# Zero Acceleration

1. Oct 21, 2007

### doppelganger007

1. The problem statement, all variables and given/known data
Let c be a path in R^3 with zero acceleration. Prove that c is a straight line or a point.

2. Relevant equations
F(c(t)) = ma(t)
a(t) = c''(t)

3. The attempt at a solution
so i know that since the acceleration is zero, the velocity must be constant, and when you integrate a constant, you get a straight line...but how to I prove mathematically that the velocity is constant, because you can't integrate 0dt, as far as I know?

2. Oct 21, 2007

### arildno

The indefinite integral, i.e, the anti-derivative of 0 is, indeed, a constant; that is we have:
$$\int{0}dx=C$$

3. Oct 21, 2007

### doppelganger007

oh ok, so if I integrate that again I get that c(t) = Ct + D, which fits the general equation for a line

but then, does that also prove that c(t) could just be a single point?

4. Oct 21, 2007

### arildno

Indeed, since big C could be..0!

5. Oct 21, 2007

### doppelganger007

oh. duh!
gratzie

6. Oct 21, 2007

### HallsofIvy

Staff Emeritus
Damn, I hate mixed "physics" and "mathematics" problems! You or whoever set this problem, should know that a "path" DOES NOT HAVE an "acceleration". I expect this problem should be "find the equation of motion of a particle whose trajectory is a given path in R3 with acceleration 0. Show that the path is either a straight line or a point". Then you would begin with $\vec{a}= d\vec{v}/dt=$ and go from there.

Last edited: Oct 22, 2007
7. Oct 22, 2007

### Gib Z

The easiest way would have been to recognise that acceleration is a vector quantity, it is affected both by direction or magnitude.

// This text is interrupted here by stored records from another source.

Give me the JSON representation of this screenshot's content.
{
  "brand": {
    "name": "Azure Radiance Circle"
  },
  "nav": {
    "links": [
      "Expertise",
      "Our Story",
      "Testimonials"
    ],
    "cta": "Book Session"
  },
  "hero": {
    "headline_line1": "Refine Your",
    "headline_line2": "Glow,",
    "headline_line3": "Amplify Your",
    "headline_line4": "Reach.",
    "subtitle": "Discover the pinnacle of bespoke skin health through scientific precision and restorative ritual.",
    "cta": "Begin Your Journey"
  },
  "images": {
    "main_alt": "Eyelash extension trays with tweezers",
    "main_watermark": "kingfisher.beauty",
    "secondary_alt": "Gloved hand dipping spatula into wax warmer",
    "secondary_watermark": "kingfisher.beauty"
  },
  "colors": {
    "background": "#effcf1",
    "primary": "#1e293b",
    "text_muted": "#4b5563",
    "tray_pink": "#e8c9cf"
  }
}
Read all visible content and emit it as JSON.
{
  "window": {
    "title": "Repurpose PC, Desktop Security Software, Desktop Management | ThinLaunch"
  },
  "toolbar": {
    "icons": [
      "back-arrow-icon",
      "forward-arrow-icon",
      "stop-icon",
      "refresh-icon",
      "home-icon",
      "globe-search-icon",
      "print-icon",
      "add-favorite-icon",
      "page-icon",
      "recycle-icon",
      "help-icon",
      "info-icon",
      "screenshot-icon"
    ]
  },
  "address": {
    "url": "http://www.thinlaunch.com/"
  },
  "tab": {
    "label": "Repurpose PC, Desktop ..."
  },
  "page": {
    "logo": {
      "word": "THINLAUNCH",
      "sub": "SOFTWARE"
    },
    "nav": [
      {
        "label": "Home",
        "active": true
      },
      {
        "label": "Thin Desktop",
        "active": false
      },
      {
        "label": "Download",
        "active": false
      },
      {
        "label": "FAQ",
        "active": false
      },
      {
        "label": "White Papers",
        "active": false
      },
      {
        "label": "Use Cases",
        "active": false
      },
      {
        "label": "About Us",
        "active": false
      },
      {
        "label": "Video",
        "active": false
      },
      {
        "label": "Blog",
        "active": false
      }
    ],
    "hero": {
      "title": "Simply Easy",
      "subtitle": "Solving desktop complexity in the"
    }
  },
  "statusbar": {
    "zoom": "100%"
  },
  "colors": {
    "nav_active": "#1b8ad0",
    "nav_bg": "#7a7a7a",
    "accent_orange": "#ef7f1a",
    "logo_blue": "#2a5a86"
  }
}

No acceleration, no change in direction, which means constant gradient. Simple as that.